He never quite recovered from losing the love of his life, but staying in his beloved home, his mansion, he called it, meant more to him than anything else in the world he might have wished for. We were somehow miraculously able to grant him the only thing he ever asked us for. He got to live to the very tippy-tail end of his life in his own house. My sisters and I, just the three of us and nobody else, were here with him when he left us. It was the hardest thing I've ever done, and maybe the most honorable. I wouldn't recommend it, but I'm so grateful we were able to be here for him.

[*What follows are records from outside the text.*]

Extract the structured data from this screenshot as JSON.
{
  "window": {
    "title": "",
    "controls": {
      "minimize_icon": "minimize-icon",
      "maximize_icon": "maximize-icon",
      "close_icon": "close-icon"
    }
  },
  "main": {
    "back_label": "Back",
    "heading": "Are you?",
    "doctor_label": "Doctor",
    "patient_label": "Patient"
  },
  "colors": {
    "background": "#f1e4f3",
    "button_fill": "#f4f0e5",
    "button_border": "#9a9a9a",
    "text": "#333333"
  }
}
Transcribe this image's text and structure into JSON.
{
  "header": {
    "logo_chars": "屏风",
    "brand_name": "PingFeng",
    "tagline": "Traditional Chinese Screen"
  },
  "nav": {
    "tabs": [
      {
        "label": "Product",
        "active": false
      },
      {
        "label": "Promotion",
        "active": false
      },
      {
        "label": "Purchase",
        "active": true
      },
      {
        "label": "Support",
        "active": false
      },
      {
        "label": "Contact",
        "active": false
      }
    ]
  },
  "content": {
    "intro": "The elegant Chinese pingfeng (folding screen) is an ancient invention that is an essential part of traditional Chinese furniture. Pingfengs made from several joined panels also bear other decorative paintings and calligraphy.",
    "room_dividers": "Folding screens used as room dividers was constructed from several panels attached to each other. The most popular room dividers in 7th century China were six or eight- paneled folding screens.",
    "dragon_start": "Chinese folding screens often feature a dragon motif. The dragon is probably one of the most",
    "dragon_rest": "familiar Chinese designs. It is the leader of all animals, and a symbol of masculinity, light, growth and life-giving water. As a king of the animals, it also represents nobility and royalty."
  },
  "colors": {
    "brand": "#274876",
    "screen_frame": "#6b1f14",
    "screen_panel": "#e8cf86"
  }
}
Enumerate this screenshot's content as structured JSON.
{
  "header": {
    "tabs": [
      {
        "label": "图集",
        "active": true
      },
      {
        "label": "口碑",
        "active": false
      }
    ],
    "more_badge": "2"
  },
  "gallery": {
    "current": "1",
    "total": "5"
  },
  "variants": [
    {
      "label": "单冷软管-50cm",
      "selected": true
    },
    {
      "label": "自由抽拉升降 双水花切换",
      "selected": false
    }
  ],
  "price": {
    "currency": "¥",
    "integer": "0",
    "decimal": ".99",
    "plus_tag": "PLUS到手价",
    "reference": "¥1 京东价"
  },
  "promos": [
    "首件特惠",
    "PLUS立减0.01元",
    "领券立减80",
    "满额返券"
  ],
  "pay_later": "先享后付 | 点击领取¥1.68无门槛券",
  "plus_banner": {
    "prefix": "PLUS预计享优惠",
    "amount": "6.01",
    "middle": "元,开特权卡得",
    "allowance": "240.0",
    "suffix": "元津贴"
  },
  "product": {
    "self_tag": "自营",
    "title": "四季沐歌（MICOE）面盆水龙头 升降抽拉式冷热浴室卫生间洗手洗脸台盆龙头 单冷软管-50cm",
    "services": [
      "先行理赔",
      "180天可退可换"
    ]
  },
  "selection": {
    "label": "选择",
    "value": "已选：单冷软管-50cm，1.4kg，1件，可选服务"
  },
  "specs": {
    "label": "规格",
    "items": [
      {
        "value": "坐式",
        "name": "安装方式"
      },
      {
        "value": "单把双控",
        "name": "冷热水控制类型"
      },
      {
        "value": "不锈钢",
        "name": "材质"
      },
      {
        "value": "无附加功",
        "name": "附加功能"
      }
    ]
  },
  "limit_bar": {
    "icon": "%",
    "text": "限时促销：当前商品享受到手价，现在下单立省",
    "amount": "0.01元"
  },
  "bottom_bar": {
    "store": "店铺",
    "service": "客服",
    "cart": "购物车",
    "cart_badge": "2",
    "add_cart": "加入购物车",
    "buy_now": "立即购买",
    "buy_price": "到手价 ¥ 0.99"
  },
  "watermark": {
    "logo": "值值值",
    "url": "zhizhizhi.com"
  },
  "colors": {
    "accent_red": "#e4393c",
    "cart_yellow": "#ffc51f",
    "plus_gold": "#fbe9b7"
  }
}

After a month at home to catch our breath, trying not to deal with any more than we absolutely had to, we're back now, sorting through our family-specific mountain of things that accumulate in a house over 54 years. We've emptied every drawer, every closet, every box, every cabinet, every shelf. We've touched thousands of pieces of paper and countless assembled objects, housewares, and photographs. We've claimed what we want to keep, and given our kids and a few family members mementos and heirlooms. Next on the list is an estate sale, for the furniture and daunting pile of things that will all be treasures to someone who hasn't found them yet.
The paper sorting was torturous for me, and the gear and tools didn't interest me much. My father interested me greatly, but his things were man things. Our husbands and sons happily went through every bit of all that, while I wandered off to the kitchen. Mom's kitchen, where I first learned to cook, and where she worked her magic to the delight of anyone lucky enough to be invited to our table. Over the years, we began referring to the house as Dad's, but it will always be Mom's kitchen.
This time though, I wasn't there to cook, but to clean and sort and discard. It was kind of terrible, and kind of fun. It was whatever I wanted to decide it was, and I flip-flopped back and forth a lot until I decided to just quiet my head and enjoy the process. Very little had been brought in since Mom passed, and very little had been tossed out.
My little stack of take-homes is still growing. I keep plucking things from the sale pile and smuggling them down the hall to my room. The little copper bottomed Revereware saucepan needs me. The banged up mixing bowls are dimpled like steel drums, and are so much heavier than any I've had in my own adult life. I actually spoke to the white and pink (once red) Pyrex casserole dish, saying, I've known you my whole life. You're coming home with me. And the gently stained 1970's aprons, in my opinion, are simply not give-up-able.
The sorting continues, things leave for their new homes, papers are shredded, trash is tossed, and memories bubble to the surface like a lake full of champagne. I'm not the first one to go through this, but for me this is new territory. Dad was a hiker, an outdoorsman, a reader of maps, a carrier of a good compass, both in his heart and in his pocket. He guided us through life in his strong and certain way. But he couldn't leave trail markers to help us with what we're doing now.
Every so often, one of my sisters or I will notice what feels absolutely like a message from our parents. We all feel them both sticking near us right now, as we tidy up for them this one last time. I like to think we're doing all this in a way they're happy with. On the other hand, they might be off romping around Eternity, caring not a hoot about their earthly goods. Either way is OK with me. And I know we're doing the best we can on an unmarked trail.